===== DATASET EXCERPTS =====
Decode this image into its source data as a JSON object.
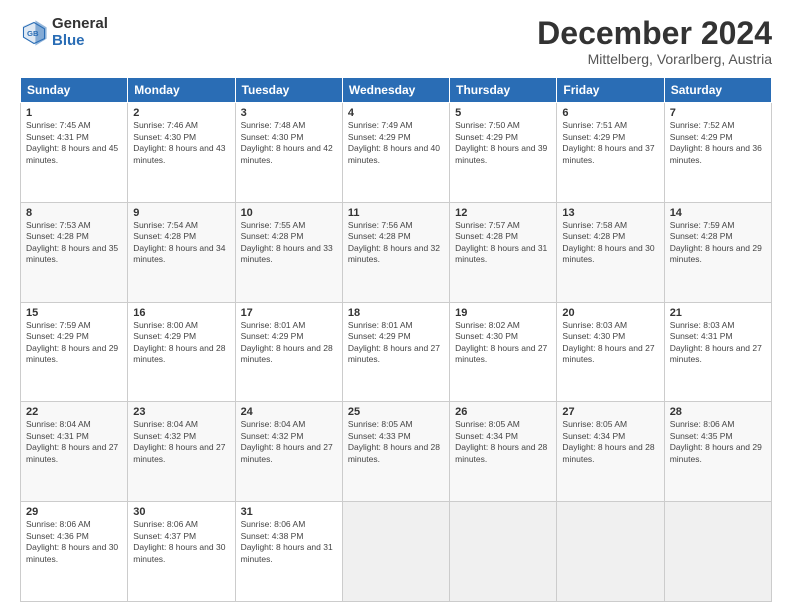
{
  "header": {
    "logo_general": "General",
    "logo_blue": "Blue",
    "month_title": "December 2024",
    "subtitle": "Mittelberg, Vorarlberg, Austria"
  },
  "calendar": {
    "days_of_week": [
      "Sunday",
      "Monday",
      "Tuesday",
      "Wednesday",
      "Thursday",
      "Friday",
      "Saturday"
    ],
    "weeks": [
      [
        null,
        {
          "day": "2",
          "sunrise": "Sunrise: 7:46 AM",
          "sunset": "Sunset: 4:30 PM",
          "daylight": "Daylight: 8 hours and 43 minutes."
        },
        {
          "day": "3",
          "sunrise": "Sunrise: 7:48 AM",
          "sunset": "Sunset: 4:30 PM",
          "daylight": "Daylight: 8 hours and 42 minutes."
        },
        {
          "day": "4",
          "sunrise": "Sunrise: 7:49 AM",
          "sunset": "Sunset: 4:29 PM",
          "daylight": "Daylight: 8 hours and 40 minutes."
        },
        {
          "day": "5",
          "sunrise": "Sunrise: 7:50 AM",
          "sunset": "Sunset: 4:29 PM",
          "daylight": "Daylight: 8 hours and 39 minutes."
        },
        {
          "day": "6",
          "sunrise": "Sunrise: 7:51 AM",
          "sunset": "Sunset: 4:29 PM",
          "daylight": "Daylight: 8 hours and 37 minutes."
        },
        {
          "day": "7",
          "sunrise": "Sunrise: 7:52 AM",
          "sunset": "Sunset: 4:29 PM",
          "daylight": "Daylight: 8 hours and 36 minutes."
        }
      ],
      [
        {
          "day": "1",
          "sunrise": "Sunrise: 7:45 AM",
          "sunset": "Sunset: 4:31 PM",
          "daylight": "Daylight: 8 hours and 45 minutes."
        },
        {
          "day": "9",
          "sunrise": "Sunrise: 7:54 AM",
          "sunset": "Sunset: 4:28 PM",
          "daylight": "Daylight: 8 hours and 34 minutes."
        },
        {
          "day": "10",
          "sunrise": "Sunrise: 7:55 AM",
          "sunset": "Sunset: 4:28 PM",
          "daylight": "Daylight: 8 hours and 33 minutes."
        },
        {
          "day": "11",
          "sunrise": "Sunrise: 7:56 AM",
          "sunset": "Sunset: 4:28 PM",
          "daylight": "Daylight: 8 hours and 32 minutes."
        },
        {
          "day": "12",
          "sunrise": "Sunrise: 7:57 AM",
          "sunset": "Sunset: 4:28 PM",
          "daylight": "Daylight: 8 hours and 31 minutes."
        },
        {
          "day": "13",
          "sunrise": "Sunrise: 7:58 AM",
          "sunset": "Sunset: 4:28 PM",
          "daylight": "Daylight: 8 hours and 30 minutes."
        },
        {
          "day": "14",
          "sunrise": "Sunrise: 7:59 AM",
          "sunset": "Sunset: 4:28 PM",
          "daylight": "Daylight: 8 hours and 29 minutes."
        }
      ],
      [
        {
          "day": "8",
          "sunrise": "Sunrise: 7:53 AM",
          "sunset": "Sunset: 4:28 PM",
          "daylight": "Daylight: 8 hours and 35 minutes."
        },
        {
          "day": "16",
          "sunrise": "Sunrise: 8:00 AM",
          "sunset": "Sunset: 4:29 PM",
          "daylight": "Daylight: 8 hours and 28 minutes."
        },
        {
          "day": "17",
          "sunrise": "Sunrise: 8:01 AM",
          "sunset": "Sunset: 4:29 PM",
          "daylight": "Daylight: 8 hours and 28 minutes."
        },
        {
          "day": "18",
          "sunrise": "Sunrise: 8:01 AM",
          "sunset": "Sunset: 4:29 PM",
          "daylight": "Daylight: 8 hours and 27 minutes."
        },
        {
          "day": "19",
          "sunrise": "Sunrise: 8:02 AM",
          "sunset": "Sunset: 4:30 PM",
          "daylight": "Daylight: 8 hours and 27 minutes."
        },
        {
          "day": "20",
          "sunrise": "Sunrise: 8:03 AM",
          "sunset": "Sunset: 4:30 PM",
          "daylight": "Daylight: 8 hours and 27 minutes."
        },
        {
          "day": "21",
          "sunrise": "Sunrise: 8:03 AM",
          "sunset": "Sunset: 4:31 PM",
          "daylight": "Daylight: 8 hours and 27 minutes."
        }
      ],
      [
        {
          "day": "15",
          "sunrise": "Sunrise: 7:59 AM",
          "sunset": "Sunset: 4:29 PM",
          "daylight": "Daylight: 8 hours and 29 minutes."
        },
        {
          "day": "23",
          "sunrise": "Sunrise: 8:04 AM",
          "sunset": "Sunset: 4:32 PM",
          "daylight": "Daylight: 8 hours and 27 minutes."
        },
        {
          "day": "24",
          "sunrise": "Sunrise: 8:04 AM",
          "sunset": "Sunset: 4:32 PM",
          "daylight": "Daylight: 8 hours and 27 minutes."
        },
        {
          "day": "25",
          "sunrise": "Sunrise: 8:05 AM",
          "sunset": "Sunset: 4:33 PM",
          "daylight": "Daylight: 8 hours and 28 minutes."
        },
        {
          "day": "26",
          "sunrise": "Sunrise: 8:05 AM",
          "sunset": "Sunset: 4:34 PM",
          "daylight": "Daylight: 8 hours and 28 minutes."
        },
        {
          "day": "27",
          "sunrise": "Sunrise: 8:05 AM",
          "sunset": "Sunset: 4:34 PM",
          "daylight": "Daylight: 8 hours and 28 minutes."
        },
        {
          "day": "28",
          "sunrise": "Sunrise: 8:06 AM",
          "sunset": "Sunset: 4:35 PM",
          "daylight": "Daylight: 8 hours and 29 minutes."
        }
      ],
      [
        {
          "day": "22",
          "sunrise": "Sunrise: 8:04 AM",
          "sunset": "Sunset: 4:31 PM",
          "daylight": "Daylight: 8 hours and 27 minutes."
        },
        {
          "day": "30",
          "sunrise": "Sunrise: 8:06 AM",
          "sunset": "Sunset: 4:37 PM",
          "daylight": "Daylight: 8 hours and 30 minutes."
        },
        {
          "day": "31",
          "sunrise": "Sunrise: 8:06 AM",
          "sunset": "Sunset: 4:38 PM",
          "daylight": "Daylight: 8 hours and 31 minutes."
        },
        null,
        null,
        null,
        null
      ],
      [
        {
          "day": "29",
          "sunrise": "Sunrise: 8:06 AM",
          "sunset": "Sunset: 4:36 PM",
          "daylight": "Daylight: 8 hours and 30 minutes."
        },
        null,
        null,
        null,
        null,
        null,
        null
      ]
    ]
  }
}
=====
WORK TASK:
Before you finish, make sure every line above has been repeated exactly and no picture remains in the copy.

SOLUTION:
Decode this image into its source data as a JSON object.
{
  "header": {
    "logo_general": "General",
    "logo_blue": "Blue",
    "month_title": "December 2024",
    "subtitle": "Mittelberg, Vorarlberg, Austria"
  },
  "calendar": {
    "days_of_week": [
      "Sunday",
      "Monday",
      "Tuesday",
      "Wednesday",
      "Thursday",
      "Friday",
      "Saturday"
    ],
    "weeks": [
      [
        null,
        {
          "day": "2",
          "sunrise": "Sunrise: 7:46 AM",
          "sunset": "Sunset: 4:30 PM",
          "daylight": "Daylight: 8 hours and 43 minutes."
        },
        {
          "day": "3",
          "sunrise": "Sunrise: 7:48 AM",
          "sunset": "Sunset: 4:30 PM",
          "daylight": "Daylight: 8 hours and 42 minutes."
        },
        {
          "day": "4",
          "sunrise": "Sunrise: 7:49 AM",
          "sunset": "Sunset: 4:29 PM",
          "daylight": "Daylight: 8 hours and 40 minutes."
        },
        {
          "day": "5",
          "sunrise": "Sunrise: 7:50 AM",
          "sunset": "Sunset: 4:29 PM",
          "daylight": "Daylight: 8 hours and 39 minutes."
        },
        {
          "day": "6",
          "sunrise": "Sunrise: 7:51 AM",
          "sunset": "Sunset: 4:29 PM",
          "daylight": "Daylight: 8 hours and 37 minutes."
        },
        {
          "day": "7",
          "sunrise": "Sunrise: 7:52 AM",
          "sunset": "Sunset: 4:29 PM",
          "daylight": "Daylight: 8 hours and 36 minutes."
        }
      ],
      [
        {
          "day": "1",
          "sunrise": "Sunrise: 7:45 AM",
          "sunset": "Sunset: 4:31 PM",
          "daylight": "Daylight: 8 hours and 45 minutes."
        },
        {
          "day": "9",
          "sunrise": "Sunrise: 7:54 AM",
          "sunset": "Sunset: 4:28 PM",
          "daylight": "Daylight: 8 hours and 34 minutes."
        },
        {
          "day": "10",
          "sunrise": "Sunrise: 7:55 AM",
          "sunset": "Sunset: 4:28 PM",
          "daylight": "Daylight: 8 hours and 33 minutes."
        },
        {
          "day": "11",
          "sunrise": "Sunrise: 7:56 AM",
          "sunset": "Sunset: 4:28 PM",
          "daylight": "Daylight: 8 hours and 32 minutes."
        },
        {
          "day": "12",
          "sunrise": "Sunrise: 7:57 AM",
          "sunset": "Sunset: 4:28 PM",
          "daylight": "Daylight: 8 hours and 31 minutes."
        },
        {
          "day": "13",
          "sunrise": "Sunrise: 7:58 AM",
          "sunset": "Sunset: 4:28 PM",
          "daylight": "Daylight: 8 hours and 30 minutes."
        },
        {
          "day": "14",
          "sunrise": "Sunrise: 7:59 AM",
          "sunset": "Sunset: 4:28 PM",
          "daylight": "Daylight: 8 hours and 29 minutes."
        }
      ],
      [
        {
          "day": "8",
          "sunrise": "Sunrise: 7:53 AM",
          "sunset": "Sunset: 4:28 PM",
          "daylight": "Daylight: 8 hours and 35 minutes."
        },
        {
          "day": "16",
          "sunrise": "Sunrise: 8:00 AM",
          "sunset": "Sunset: 4:29 PM",
          "daylight": "Daylight: 8 hours and 28 minutes."
        },
        {
          "day": "17",
          "sunrise": "Sunrise: 8:01 AM",
          "sunset": "Sunset: 4:29 PM",
          "daylight": "Daylight: 8 hours and 28 minutes."
        },
        {
          "day": "18",
          "sunrise": "Sunrise: 8:01 AM",
          "sunset": "Sunset: 4:29 PM",
          "daylight": "Daylight: 8 hours and 27 minutes."
        },
        {
          "day": "19",
          "sunrise": "Sunrise: 8:02 AM",
          "sunset": "Sunset: 4:30 PM",
          "daylight": "Daylight: 8 hours and 27 minutes."
        },
        {
          "day": "20",
          "sunrise": "Sunrise: 8:03 AM",
          "sunset": "Sunset: 4:30 PM",
          "daylight": "Daylight: 8 hours and 27 minutes."
        },
        {
          "day": "21",
          "sunrise": "Sunrise: 8:03 AM",
          "sunset": "Sunset: 4:31 PM",
          "daylight": "Daylight: 8 hours and 27 minutes."
        }
      ],
      [
        {
          "day": "15",
          "sunrise": "Sunrise: 7:59 AM",
          "sunset": "Sunset: 4:29 PM",
          "daylight": "Daylight: 8 hours and 29 minutes."
        },
        {
          "day": "23",
          "sunrise": "Sunrise: 8:04 AM",
          "sunset": "Sunset: 4:32 PM",
          "daylight": "Daylight: 8 hours and 27 minutes."
        },
        {
          "day": "24",
          "sunrise": "Sunrise: 8:04 AM",
          "sunset": "Sunset: 4:32 PM",
          "daylight": "Daylight: 8 hours and 27 minutes."
        },
        {
          "day": "25",
          "sunrise": "Sunrise: 8:05 AM",
          "sunset": "Sunset: 4:33 PM",
          "daylight": "Daylight: 8 hours and 28 minutes."
        },
        {
          "day": "26",
          "sunrise": "Sunrise: 8:05 AM",
          "sunset": "Sunset: 4:34 PM",
          "daylight": "Daylight: 8 hours and 28 minutes."
        },
        {
          "day": "27",
          "sunrise": "Sunrise: 8:05 AM",
          "sunset": "Sunset: 4:34 PM",
          "daylight": "Daylight: 8 hours and 28 minutes."
        },
        {
          "day": "28",
          "sunrise": "Sunrise: 8:06 AM",
          "sunset": "Sunset: 4:35 PM",
          "daylight": "Daylight: 8 hours and 29 minutes."
        }
      ],
      [
        {
          "day": "22",
          "sunrise": "Sunrise: 8:04 AM",
          "sunset": "Sunset: 4:31 PM",
          "daylight": "Daylight: 8 hours and 27 minutes."
        },
        {
          "day": "30",
          "sunrise": "Sunrise: 8:06 AM",
          "sunset": "Sunset: 4:37 PM",
          "daylight": "Daylight: 8 hours and 30 minutes."
        },
        {
          "day": "31",
          "sunrise": "Sunrise: 8:06 AM",
          "sunset": "Sunset: 4:38 PM",
          "daylight": "Daylight: 8 hours and 31 minutes."
        },
        null,
        null,
        null,
        null
      ],
      [
        {
          "day": "29",
          "sunrise": "Sunrise: 8:06 AM",
          "sunset": "Sunset: 4:36 PM",
          "daylight": "Daylight: 8 hours and 30 minutes."
        },
        null,
        null,
        null,
        null,
        null,
        null
      ]
    ]
  }
}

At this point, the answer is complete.